His early search for an understanding of forging took him to Germany and Italy where he had the pleasure of working with people such as Manfred Bergmeister and Toni Beneton. The free use of metals in Europe gave him the confidence to develop his own style back in England where at that time metal design was still dominated by the styles of the 18th & 19th Centuries. By working with industrial smiths and their large hammers his interest in forging was driven by a fascination with the fluidity of steel under heavy pressures and the metals' sensual and feminine qualities. He found traditional methods of fixing cumbersome and had no compunction about mixing his forged elements with modern techniques of welding and cutting.
Thanks to tremendous support from the Crafts Council, The National Coalboard, British Steel and a wide variety of dedicated clients Giusseppe was able to establish two large studios and to train several young people. Most work has been to commission - several large works being the result of design competitions - but more recently he has tended to visualise a project and then seek support to create it. The latter approach has led to working closely with community groups and has enabled the public to gain much from his educational strategy.
Over the years Giusseppe has moved from light hearted medieval shapes to bold textural bulk and freely growing organic forms. His greatest influences have been the search for the underlying common factors of religious belief and an attempt to express the cyclical nature of Life. Early dark and heavy forms have been superceeded by sparkling and vibrantly colouful surfaces. This has been greatly enhanced by the use of forged and oxidised stainless steel and bronze. The combining of hot worked glass has also opened up inner surfaces and the use of water and light is becoming increasingly important in his work. His recent training in Chiropratic has changed his outlook profoundly and whereas his earlier forms were the result of a personal metaphysical journey he now has a strong desire to inspire "well being" and the joy of living. (back to top)
Public awareness of the "holistic" aspects of health and a growing tendency for a "percent for art" policy in building development is giving architectural artists an exciting new resposibility in the shaping of our environment.
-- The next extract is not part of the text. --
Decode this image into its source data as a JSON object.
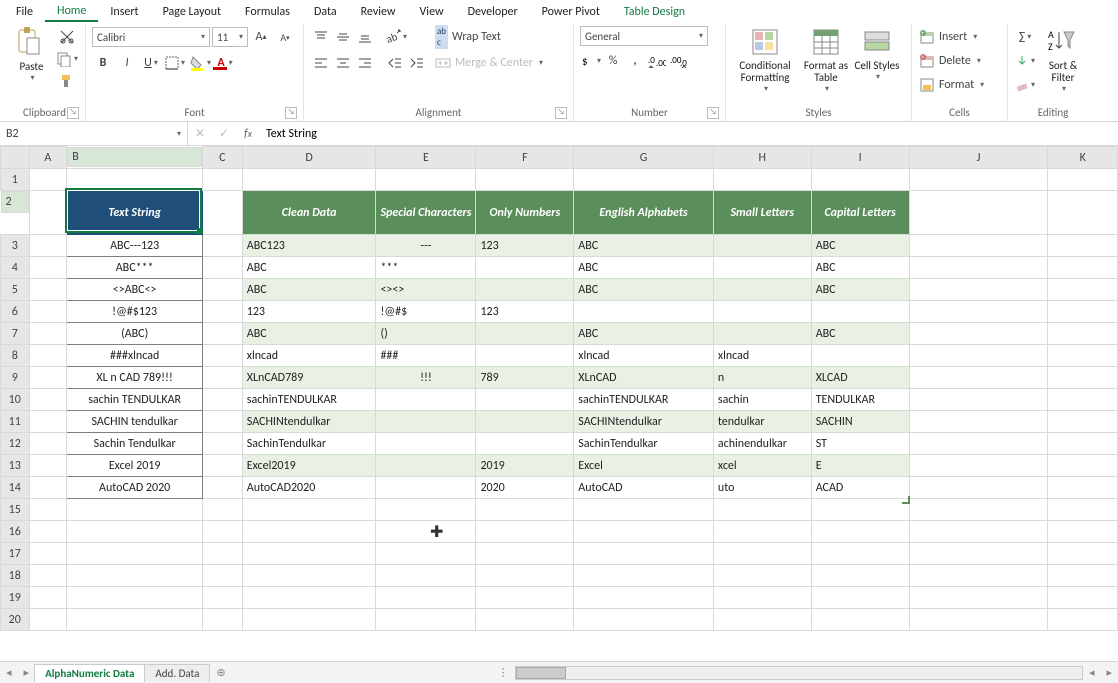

Giusseppe is dedicated to the principal of "happy, healthy spaces.
At present, I am working on a village in Germany, a crucifix, some trees, and lots for my wife who has helped me so much over the years.... There are also two community projects on the go, Metalgarden and an instalation for a school in London
Detail from The Queen Elizabeth Gate, Hyde Park, London, England
This was a commission by the nation to celebrate the life of Her Majesty Queen Elizabeth the Queen Mother.